Echo nature's blending of colors and textures in the home to make it more comfortable. In the kitchen, homeowners can contrast smooth countertops with textured tile backsplashes.
Natural flooring - limestone tiles, natural linoleum, cork, bamboo, various hardwoods - is now more available, and many of these also can be used over radiant floor heat.
Traditional styles are always a safe bet, but this year they take a twist, becoming more glamorous, feminine and sophisticated, according to Moen. Look for pieces inspired by the deco and nouveau styles of the '20s and '30s.
Combining style and function is still a priority for homeowners, and manufacturers today are fulfilling that need in many of the products they offer. In the kitchen, the sink is probably the most-used feature, so apron-front sinks with high-arch faucets make moving heavy pots in and out much easier. Combining vanities with bathroom sinks gives more storage options, especially in smaller baths or powder rooms.
A Woman's Castle?A man's home may be his castle, but the woman of the castle is the boss when it comes to home improvement/remodeling projects. The residential remodeling market accounts for about 40 percent of all home construction, and various studies have shown that women are thought to influence up to 85 percent of home improvement purchases.
This is backed up by two recent studies on the subject. A survey conducted by the National Association of Realtors indicates that women account for 21 percent of home improvement purchases by a single homebuyer, compared to 9 percent for men.
And a ServiceMagic online survey found that 55 percent of its contractor-members believe the woman of the house is the primary decision maker for home improvement projects, while only 17 percent cited men. About 28 percent agreed that couples make decisions as a team.
Of course, homeowners see it a little differently - 25 percent of women polled said female homeowners were the primary decision makers, while only 8 percent of men agreed. About 30 percent of men said male homeowners made those important remodeling decisions, while only 8 percent of women though so.
This gap in perception means communication is important when dealing with any remodeling project - talk to both spouses, even if the women will be making the decisions!
More Remodeling StatsBruce A. Carbonari, president and CEO of Fortune Brands Home & Hardware (parent company of Moen), and other Fortune executives discussed the future of the homebuilding and remodeling industry at the recent International Builders Show:
And from “The Money Pit,” a nationally syndicated home improvement radio show started 10 years ago, co-host Tom Kraeutler says that plumbing-related questions were down a bit in 2005, but the energy-related questions trumped water-saving questions. About 70 percent of the show's audience says they hire professionals for some home improvements.
The top five plumbing-related questions for 2005 were:

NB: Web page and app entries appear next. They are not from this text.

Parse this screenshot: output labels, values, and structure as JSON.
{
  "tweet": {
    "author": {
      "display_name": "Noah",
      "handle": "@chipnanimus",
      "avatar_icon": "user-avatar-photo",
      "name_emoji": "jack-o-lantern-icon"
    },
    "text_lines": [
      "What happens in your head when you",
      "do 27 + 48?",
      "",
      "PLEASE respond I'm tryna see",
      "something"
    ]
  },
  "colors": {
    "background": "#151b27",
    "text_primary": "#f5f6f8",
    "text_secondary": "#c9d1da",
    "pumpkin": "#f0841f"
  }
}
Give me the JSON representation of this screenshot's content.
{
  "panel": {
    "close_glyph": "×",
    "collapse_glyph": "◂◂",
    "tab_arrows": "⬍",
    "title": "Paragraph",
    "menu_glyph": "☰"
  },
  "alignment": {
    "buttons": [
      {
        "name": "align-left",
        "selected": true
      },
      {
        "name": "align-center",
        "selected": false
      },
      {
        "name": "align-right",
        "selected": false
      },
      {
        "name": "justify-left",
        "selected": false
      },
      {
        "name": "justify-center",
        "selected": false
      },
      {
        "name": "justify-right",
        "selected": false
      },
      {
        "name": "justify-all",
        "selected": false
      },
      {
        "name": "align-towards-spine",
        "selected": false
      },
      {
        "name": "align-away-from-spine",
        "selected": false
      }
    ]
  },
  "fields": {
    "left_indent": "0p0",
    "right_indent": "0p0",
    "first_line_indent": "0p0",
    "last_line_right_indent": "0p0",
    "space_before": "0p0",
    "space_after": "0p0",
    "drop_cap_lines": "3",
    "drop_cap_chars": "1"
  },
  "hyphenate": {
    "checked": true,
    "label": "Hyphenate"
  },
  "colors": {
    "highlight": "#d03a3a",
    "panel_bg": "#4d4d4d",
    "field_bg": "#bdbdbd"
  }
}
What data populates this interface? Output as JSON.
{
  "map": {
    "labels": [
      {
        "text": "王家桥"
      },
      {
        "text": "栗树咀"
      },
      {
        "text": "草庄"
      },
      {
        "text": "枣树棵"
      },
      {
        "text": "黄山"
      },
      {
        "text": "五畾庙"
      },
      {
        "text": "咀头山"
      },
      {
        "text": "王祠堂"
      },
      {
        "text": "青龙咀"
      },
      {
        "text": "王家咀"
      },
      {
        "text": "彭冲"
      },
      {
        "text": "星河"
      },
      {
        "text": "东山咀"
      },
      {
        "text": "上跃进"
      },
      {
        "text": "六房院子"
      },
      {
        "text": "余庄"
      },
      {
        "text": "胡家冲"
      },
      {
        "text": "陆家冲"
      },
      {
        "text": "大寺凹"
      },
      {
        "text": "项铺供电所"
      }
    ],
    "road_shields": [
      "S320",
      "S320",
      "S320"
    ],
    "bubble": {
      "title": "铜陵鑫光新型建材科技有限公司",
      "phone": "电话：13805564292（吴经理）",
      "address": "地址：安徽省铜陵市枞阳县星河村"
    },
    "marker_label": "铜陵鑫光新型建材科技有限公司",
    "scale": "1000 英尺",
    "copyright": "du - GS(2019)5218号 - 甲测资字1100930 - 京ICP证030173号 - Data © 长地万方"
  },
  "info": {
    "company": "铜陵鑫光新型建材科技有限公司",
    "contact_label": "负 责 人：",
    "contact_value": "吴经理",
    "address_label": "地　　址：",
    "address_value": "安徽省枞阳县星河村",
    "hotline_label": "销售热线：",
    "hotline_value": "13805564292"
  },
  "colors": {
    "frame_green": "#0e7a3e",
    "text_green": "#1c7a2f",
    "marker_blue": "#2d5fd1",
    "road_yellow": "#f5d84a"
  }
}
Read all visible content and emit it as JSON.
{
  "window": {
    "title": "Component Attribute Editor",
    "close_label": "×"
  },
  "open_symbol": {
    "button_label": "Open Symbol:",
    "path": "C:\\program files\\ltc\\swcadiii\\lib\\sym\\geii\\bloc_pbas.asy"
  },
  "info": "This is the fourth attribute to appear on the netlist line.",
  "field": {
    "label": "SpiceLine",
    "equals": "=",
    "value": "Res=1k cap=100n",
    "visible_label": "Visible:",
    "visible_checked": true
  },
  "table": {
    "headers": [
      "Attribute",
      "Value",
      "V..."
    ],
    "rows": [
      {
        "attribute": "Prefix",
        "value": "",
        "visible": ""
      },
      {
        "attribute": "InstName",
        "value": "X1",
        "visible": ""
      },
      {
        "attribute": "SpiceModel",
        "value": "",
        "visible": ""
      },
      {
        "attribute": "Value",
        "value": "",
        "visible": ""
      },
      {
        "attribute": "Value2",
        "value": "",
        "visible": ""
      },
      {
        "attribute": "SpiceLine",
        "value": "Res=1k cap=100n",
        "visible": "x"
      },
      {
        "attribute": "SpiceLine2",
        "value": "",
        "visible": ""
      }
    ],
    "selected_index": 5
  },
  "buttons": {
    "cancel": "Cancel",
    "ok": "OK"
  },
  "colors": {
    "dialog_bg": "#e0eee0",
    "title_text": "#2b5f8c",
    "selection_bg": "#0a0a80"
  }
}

- Number 5: Is this project worthwhile? Homeowners are trying to decide of their planned investment in a new bathroom or bathroom remodel will deliver the anticipated value and benefits. Remodel contractors need to use their selling skills to determine how each prospect defines value.
- Number 4: What type of product is best for my job? Homeowners do their homework; they research products extensively. But they still need a trusted resource to validate the advertising claims they read.
- Number 3: How can I keep this clean? Much of this is related to moisture management and mold control. But remodel contractors can also gain a significant selling advantage if they promote product benefits to reduce cleaning chores.
- Number 2: How should I do this project? Homeowners want to know which products should be replaced and which they can keep; tricks for saving money to get an updated look, and which parts of the project they can do vs. hiring a pro.
- Number 1: How can I fix this problem? Leaks are the number one topic here, followed by toilet performance (or lack thereof). Remodel contractors have an opportunity to promote hassle-free benefits to homeowners.